“In Sauvin’s large metallic reproductions, the mobile individuals, winding their legs and torsos in the air, almost appear three-dimensional, drawing us into the fluid clarity of their movements”
For Sauvin, the layers that go into making his work don’t just start and stop with sequencing and design. Titles are crucial to his message, as demonstrated in Until Death Do Us Part, a replica of a pack of cigarettes containing celebratory images of smokers at weddings. Here too Sauvin combines light and darkness: jovial ceremonies mixed with fatal habits, the title alluding to both death and new beginnings. “When I started working with the images for Great Leaps Forward, I kept coming back to this initial reaction I had to the individuals defying gravity, and I started thinking about the metaphorical connection between those depictions and what was actually going on in the country at the time.” While the Great Leap Forward is now infamously intertwined with mass fatalities at the hands of the government, there was a positive quality to Sauvin’s images that needed elevation. Once again, the project’s title is his work’s binding force, acknowledging contextual history while alluding to the leapers’ new territory, sprawled across the pages of their Silvermine habitat.

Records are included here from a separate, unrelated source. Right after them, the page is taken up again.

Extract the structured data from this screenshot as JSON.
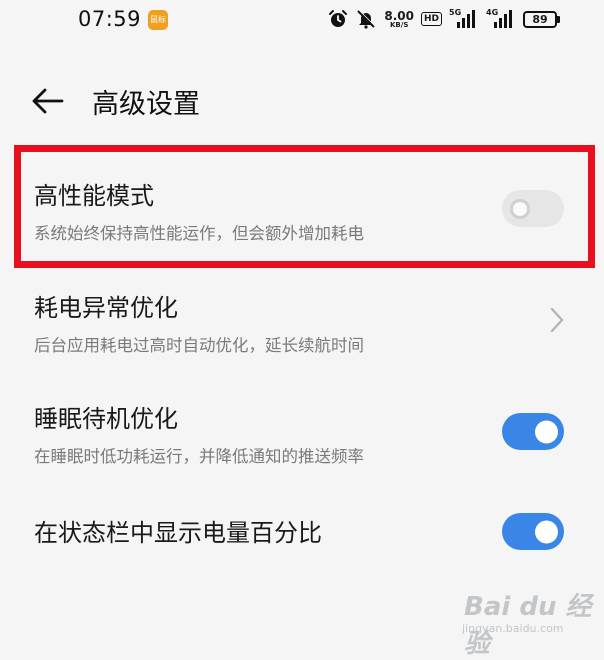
{
  "status_bar": {
    "time": "07:59",
    "app_badge": "鼠标",
    "net_speed_value": "8.00",
    "net_speed_unit": "KB/S",
    "hd_label": "HD",
    "sim1_label": "5G",
    "sim2_label": "4G",
    "battery": "89"
  },
  "header": {
    "title": "高级设置",
    "back_icon": "arrow-left-icon"
  },
  "settings": [
    {
      "title": "高性能模式",
      "description": "系统始终保持高性能运作，但会额外增加耗电",
      "control": "toggle",
      "enabled": false,
      "highlighted": true
    },
    {
      "title": "耗电异常优化",
      "description": "后台应用耗电过高时自动优化，延长续航时间",
      "control": "chevron"
    },
    {
      "title": "睡眠待机优化",
      "description": "在睡眠时低功耗运行，并降低通知的推送频率",
      "control": "toggle",
      "enabled": true
    },
    {
      "title": "在状态栏中显示电量百分比",
      "control": "toggle",
      "enabled": true
    }
  ],
  "watermark": {
    "brand": "Bai du 经验",
    "url": "jingyan.baidu.com"
  },
  "colors": {
    "accent": "#3a86e6",
    "highlight": "#e8101f",
    "background": "#f5f5f5"
  }
}
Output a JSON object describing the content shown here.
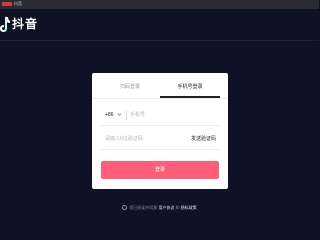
{
  "browser": {
    "tab_label": "抖音"
  },
  "header": {
    "logo_text": "抖音"
  },
  "login": {
    "tabs": [
      {
        "label": "扫码登录",
        "active": false
      },
      {
        "label": "手机号登录",
        "active": true
      }
    ],
    "country_code": "+86",
    "phone_placeholder": "手机号",
    "code_placeholder": "请输入6位验证码",
    "send_code_label": "发送验证码",
    "login_button_label": "登录"
  },
  "agreement": {
    "prefix": "我已阅读并同意",
    "user_agreement": "用户协议",
    "and": "和",
    "privacy_policy": "隐私政策"
  },
  "colors": {
    "background": "#0f1124",
    "accent": "#fe5e78",
    "card": "#ffffff"
  }
}
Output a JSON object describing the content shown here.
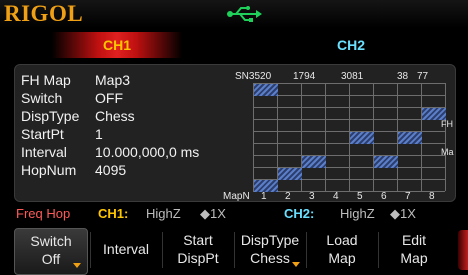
{
  "brand": "RIGOL",
  "usb_icon": "usb-icon",
  "tabs": {
    "ch1": "CH1",
    "ch2": "CH2"
  },
  "params": {
    "fh_map": {
      "label": "FH Map",
      "value": "Map3"
    },
    "switch": {
      "label": "Switch",
      "value": "OFF"
    },
    "disp_type": {
      "label": "DispType",
      "value": "Chess"
    },
    "start_pt": {
      "label": "StartPt",
      "value": "1"
    },
    "interval": {
      "label": "Interval",
      "value": "10.000,000,0 ms"
    },
    "hop_num": {
      "label": "HopNum",
      "value": "4095"
    }
  },
  "grid": {
    "sn_label": "SN3520",
    "sn_values": [
      "1794",
      "3081",
      "38",
      "77"
    ],
    "map_label": "MapN",
    "columns": [
      "1",
      "2",
      "3",
      "4",
      "5",
      "6",
      "7",
      "8"
    ],
    "side_labels": [
      "FH",
      "Ma"
    ],
    "highlight_colors": {
      "hatch_light": "#5a7ec8",
      "hatch_dark": "#2d3f6e"
    }
  },
  "status": {
    "mode": "Freq Hop",
    "ch1_label": "CH1:",
    "ch1_impedance": "HighZ",
    "ch1_amp": "◆1X",
    "ch2_label": "CH2:",
    "ch2_impedance": "HighZ",
    "ch2_amp": "◆1X"
  },
  "softkeys": {
    "switch": {
      "line1": "Switch",
      "line2": "Off"
    },
    "interval": {
      "label": "Interval"
    },
    "start_disp": {
      "line1": "Start",
      "line2": "DispPt"
    },
    "disp_type": {
      "line1": "DispType",
      "line2": "Chess"
    },
    "load_map": {
      "line1": "Load",
      "line2": "Map"
    },
    "edit_map": {
      "line1": "Edit",
      "line2": "Map"
    }
  },
  "colors": {
    "brand": "#f0a015",
    "ch1": "#ffc600",
    "ch2": "#6ae0ff",
    "mode": "#ff5a5a"
  }
}
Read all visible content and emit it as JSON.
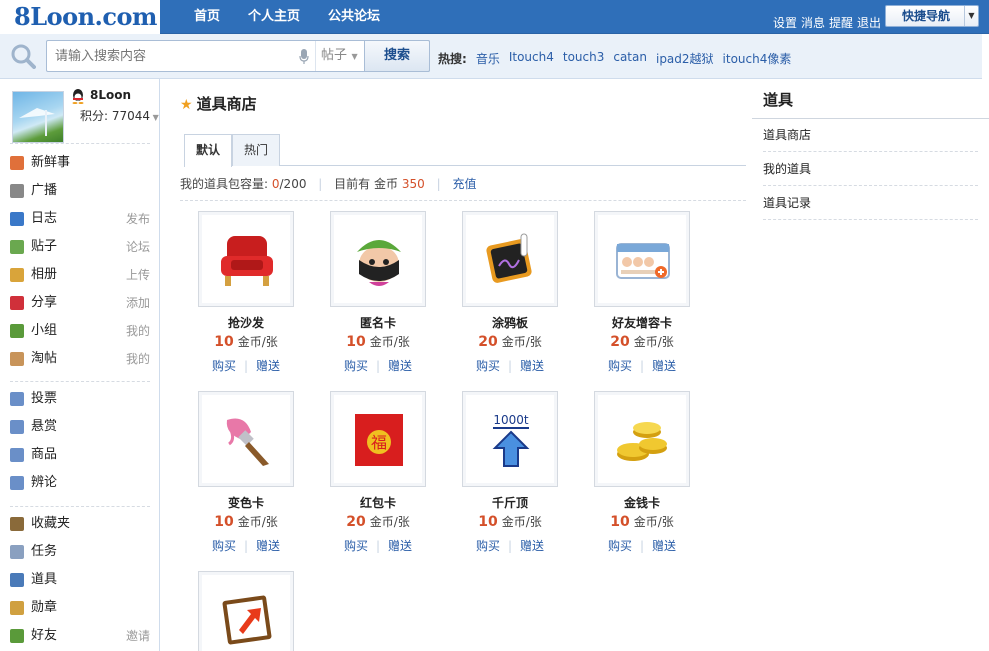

In short, Great Leaps Forward provides a subversive representation of this catastrophic time in Chinese history, with the image of Mao’s face nowhere to be seen. While this latest project was a creative risk for Sauvin, the book also feels like a necessary new chapter in his work. It demonstrates his ability to stay true to his foundational methods of play, and how his ability to conflate, replicate and resurrect narratives can be used across all types of photographs. “I like the idea of dealing with something that was meant to disappear or that was on the threshold of destruction, and instead find ways to reorganize it, reprint it, multiply it and send it all over the world,” he reflects. “This specific book was a strange experience for me, because the images weren’t necessarily vernacular; they were made by an anonymous professional photographer. When you make a book, there’s always a balance you have to consider between the design, the photographs, the objects and the content. In comparison to the other books I’ve made, with Great Leaps Forward I wanted to give the images centre stage, and that’s a new exercise for me. I hope that I conveyed the beauty and strangeness of this collection, and that the images themselves help guide readers through their historical context.”